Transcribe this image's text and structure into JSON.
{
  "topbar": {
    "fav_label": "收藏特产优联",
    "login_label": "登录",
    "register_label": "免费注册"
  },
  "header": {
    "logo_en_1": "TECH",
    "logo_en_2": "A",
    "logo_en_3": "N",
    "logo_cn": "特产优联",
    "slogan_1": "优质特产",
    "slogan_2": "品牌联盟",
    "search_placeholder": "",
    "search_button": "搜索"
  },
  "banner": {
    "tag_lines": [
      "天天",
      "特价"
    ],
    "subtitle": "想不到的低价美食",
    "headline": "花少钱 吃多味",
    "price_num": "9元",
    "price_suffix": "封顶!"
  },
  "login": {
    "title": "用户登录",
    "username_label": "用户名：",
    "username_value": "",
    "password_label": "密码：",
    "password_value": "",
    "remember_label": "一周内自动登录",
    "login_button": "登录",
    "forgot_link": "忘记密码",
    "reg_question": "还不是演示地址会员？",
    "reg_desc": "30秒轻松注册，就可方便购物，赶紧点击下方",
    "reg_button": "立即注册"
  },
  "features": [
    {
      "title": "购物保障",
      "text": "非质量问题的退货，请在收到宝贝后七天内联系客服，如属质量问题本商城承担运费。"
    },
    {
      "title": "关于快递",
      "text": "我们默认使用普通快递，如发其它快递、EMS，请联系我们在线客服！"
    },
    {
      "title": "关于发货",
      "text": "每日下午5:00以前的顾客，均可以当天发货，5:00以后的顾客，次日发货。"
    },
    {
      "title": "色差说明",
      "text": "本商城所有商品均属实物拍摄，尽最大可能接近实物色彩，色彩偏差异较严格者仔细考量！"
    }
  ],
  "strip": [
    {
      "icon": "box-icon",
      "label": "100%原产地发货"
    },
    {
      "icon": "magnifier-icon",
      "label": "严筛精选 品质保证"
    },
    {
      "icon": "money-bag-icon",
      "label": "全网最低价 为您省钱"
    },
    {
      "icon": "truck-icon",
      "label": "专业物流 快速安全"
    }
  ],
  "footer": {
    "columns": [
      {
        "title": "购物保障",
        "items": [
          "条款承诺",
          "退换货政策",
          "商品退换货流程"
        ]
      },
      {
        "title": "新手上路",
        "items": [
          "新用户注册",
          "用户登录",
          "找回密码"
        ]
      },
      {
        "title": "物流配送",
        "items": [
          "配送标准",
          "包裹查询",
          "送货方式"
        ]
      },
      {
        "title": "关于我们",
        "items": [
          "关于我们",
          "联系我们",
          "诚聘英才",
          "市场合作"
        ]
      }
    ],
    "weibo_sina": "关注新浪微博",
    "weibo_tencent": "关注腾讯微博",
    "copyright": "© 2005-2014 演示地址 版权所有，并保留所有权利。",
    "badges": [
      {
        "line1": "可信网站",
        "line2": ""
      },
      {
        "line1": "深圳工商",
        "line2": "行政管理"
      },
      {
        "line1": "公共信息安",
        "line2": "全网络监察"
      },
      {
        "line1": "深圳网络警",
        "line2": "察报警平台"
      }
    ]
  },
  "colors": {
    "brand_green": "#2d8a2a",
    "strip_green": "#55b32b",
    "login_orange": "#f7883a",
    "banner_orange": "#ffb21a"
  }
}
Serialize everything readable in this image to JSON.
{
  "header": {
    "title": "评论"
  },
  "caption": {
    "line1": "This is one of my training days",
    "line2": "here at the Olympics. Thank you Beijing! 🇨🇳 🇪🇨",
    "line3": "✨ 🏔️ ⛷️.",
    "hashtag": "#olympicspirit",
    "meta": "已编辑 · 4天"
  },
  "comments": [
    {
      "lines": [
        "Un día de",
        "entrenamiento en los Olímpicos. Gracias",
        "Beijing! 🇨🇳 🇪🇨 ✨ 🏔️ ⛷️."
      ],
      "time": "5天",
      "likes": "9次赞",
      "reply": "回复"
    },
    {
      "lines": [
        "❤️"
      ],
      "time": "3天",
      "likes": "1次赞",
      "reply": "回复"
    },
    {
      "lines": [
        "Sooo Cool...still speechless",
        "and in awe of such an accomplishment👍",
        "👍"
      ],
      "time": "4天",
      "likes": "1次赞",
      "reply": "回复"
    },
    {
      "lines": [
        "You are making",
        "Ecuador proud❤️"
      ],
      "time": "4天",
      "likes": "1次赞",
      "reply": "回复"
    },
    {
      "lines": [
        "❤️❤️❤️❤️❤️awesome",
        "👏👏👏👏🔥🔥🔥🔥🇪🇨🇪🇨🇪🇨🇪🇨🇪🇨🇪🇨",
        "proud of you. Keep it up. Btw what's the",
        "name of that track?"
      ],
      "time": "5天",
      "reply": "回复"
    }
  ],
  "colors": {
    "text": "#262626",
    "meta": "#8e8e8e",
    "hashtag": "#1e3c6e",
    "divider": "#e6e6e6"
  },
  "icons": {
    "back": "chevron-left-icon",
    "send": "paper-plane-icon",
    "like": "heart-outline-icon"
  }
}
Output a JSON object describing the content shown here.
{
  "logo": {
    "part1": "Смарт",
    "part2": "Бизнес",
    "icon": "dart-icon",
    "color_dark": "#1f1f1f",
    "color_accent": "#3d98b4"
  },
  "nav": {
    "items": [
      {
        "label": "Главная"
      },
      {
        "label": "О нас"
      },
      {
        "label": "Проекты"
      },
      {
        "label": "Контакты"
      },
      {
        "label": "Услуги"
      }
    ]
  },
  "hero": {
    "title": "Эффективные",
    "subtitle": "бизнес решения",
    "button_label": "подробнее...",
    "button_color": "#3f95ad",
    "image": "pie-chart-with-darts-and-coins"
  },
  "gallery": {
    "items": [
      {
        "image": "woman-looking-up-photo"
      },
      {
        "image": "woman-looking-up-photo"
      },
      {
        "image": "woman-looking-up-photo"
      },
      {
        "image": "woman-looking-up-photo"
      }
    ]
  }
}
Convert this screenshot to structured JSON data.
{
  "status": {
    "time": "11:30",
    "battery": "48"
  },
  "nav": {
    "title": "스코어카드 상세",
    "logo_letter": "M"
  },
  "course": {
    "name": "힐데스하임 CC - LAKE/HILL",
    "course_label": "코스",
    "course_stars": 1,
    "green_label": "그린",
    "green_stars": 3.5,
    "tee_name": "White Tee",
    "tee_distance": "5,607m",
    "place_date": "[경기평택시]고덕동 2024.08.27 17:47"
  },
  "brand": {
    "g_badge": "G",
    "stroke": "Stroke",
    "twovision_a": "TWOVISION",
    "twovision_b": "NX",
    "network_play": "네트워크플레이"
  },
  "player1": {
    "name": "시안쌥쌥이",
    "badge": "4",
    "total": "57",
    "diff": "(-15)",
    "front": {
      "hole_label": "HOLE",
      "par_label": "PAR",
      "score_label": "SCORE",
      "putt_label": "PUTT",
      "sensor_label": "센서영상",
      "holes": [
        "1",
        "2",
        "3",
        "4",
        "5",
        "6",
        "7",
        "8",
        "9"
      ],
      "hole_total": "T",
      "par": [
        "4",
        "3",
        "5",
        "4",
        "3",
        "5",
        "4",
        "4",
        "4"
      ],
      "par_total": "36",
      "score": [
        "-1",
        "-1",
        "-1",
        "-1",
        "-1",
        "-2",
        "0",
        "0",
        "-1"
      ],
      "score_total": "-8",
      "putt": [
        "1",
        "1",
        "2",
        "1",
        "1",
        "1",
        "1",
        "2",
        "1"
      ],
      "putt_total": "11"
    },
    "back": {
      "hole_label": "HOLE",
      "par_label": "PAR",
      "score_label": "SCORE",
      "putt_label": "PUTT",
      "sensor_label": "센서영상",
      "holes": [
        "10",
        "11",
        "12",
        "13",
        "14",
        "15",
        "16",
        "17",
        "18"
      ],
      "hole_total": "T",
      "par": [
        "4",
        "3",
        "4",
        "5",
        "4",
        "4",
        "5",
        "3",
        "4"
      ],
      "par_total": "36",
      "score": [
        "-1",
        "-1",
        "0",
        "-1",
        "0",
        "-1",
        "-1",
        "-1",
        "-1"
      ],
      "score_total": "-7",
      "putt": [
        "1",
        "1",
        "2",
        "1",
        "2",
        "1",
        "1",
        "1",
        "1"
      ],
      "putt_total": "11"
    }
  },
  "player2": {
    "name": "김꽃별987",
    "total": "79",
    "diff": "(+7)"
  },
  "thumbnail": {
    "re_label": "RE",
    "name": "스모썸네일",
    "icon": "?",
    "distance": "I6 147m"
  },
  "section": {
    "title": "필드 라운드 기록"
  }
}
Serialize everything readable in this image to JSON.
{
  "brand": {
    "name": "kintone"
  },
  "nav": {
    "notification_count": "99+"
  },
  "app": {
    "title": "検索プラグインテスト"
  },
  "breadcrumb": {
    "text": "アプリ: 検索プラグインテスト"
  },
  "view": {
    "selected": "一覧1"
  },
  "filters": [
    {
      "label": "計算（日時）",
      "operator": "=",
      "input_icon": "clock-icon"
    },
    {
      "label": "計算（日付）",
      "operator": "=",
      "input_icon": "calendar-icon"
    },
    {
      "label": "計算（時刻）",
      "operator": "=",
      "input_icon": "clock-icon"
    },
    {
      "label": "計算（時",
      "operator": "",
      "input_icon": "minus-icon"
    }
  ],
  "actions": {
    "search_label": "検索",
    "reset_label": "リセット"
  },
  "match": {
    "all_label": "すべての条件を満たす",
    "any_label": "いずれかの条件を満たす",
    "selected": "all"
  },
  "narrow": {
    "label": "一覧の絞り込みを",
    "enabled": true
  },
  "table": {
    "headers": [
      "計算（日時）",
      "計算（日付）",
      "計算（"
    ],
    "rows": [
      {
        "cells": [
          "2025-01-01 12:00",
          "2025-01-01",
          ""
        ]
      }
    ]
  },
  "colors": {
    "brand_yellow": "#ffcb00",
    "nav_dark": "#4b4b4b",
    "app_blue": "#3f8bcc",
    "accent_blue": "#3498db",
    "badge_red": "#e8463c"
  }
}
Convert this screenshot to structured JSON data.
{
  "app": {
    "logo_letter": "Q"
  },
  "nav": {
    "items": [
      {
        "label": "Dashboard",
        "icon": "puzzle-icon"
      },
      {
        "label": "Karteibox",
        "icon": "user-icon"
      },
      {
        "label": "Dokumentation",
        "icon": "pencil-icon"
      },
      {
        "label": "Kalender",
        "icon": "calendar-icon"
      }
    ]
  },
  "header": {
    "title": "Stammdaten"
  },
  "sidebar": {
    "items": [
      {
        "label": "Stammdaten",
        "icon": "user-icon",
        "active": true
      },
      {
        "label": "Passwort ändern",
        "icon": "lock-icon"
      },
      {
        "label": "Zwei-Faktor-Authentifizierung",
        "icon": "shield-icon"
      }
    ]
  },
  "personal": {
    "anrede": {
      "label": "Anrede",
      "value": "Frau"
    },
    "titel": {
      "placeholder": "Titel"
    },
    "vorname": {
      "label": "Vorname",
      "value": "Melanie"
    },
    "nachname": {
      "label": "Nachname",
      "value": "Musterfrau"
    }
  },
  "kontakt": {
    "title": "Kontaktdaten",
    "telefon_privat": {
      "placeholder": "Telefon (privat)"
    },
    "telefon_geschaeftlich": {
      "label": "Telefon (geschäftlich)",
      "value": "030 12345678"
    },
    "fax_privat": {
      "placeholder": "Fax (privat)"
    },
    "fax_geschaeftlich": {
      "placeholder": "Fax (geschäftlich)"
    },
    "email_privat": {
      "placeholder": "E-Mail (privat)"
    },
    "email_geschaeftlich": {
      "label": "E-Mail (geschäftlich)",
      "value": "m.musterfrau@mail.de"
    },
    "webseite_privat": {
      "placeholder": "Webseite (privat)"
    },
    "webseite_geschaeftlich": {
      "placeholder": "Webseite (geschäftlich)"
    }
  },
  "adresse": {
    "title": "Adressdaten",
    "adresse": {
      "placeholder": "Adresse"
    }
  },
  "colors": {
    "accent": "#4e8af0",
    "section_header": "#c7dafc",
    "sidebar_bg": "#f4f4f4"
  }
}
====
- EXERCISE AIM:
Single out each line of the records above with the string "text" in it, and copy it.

- THE ANSWER:
Transcribe this image's text and structure into JSON.
      "text": "非质量问题的退货，请在收到宝贝后七天内联系客服，如属质量问题本商城承担运费。"
      "text": "我们默认使用普通快递，如发其它快递、EMS，请联系我们在线客服！"
      "text": "每日下午5:00以前的顾客，均可以当天发货，5:00以后的顾客，次日发货。"
      "text": "本商城所有商品均属实物拍摄，尽最大可能接近实物色彩，色彩偏差异较严格者仔细考量！"
    "text": "#262626",
    "text": "アプリ: 検索プラグインテスト"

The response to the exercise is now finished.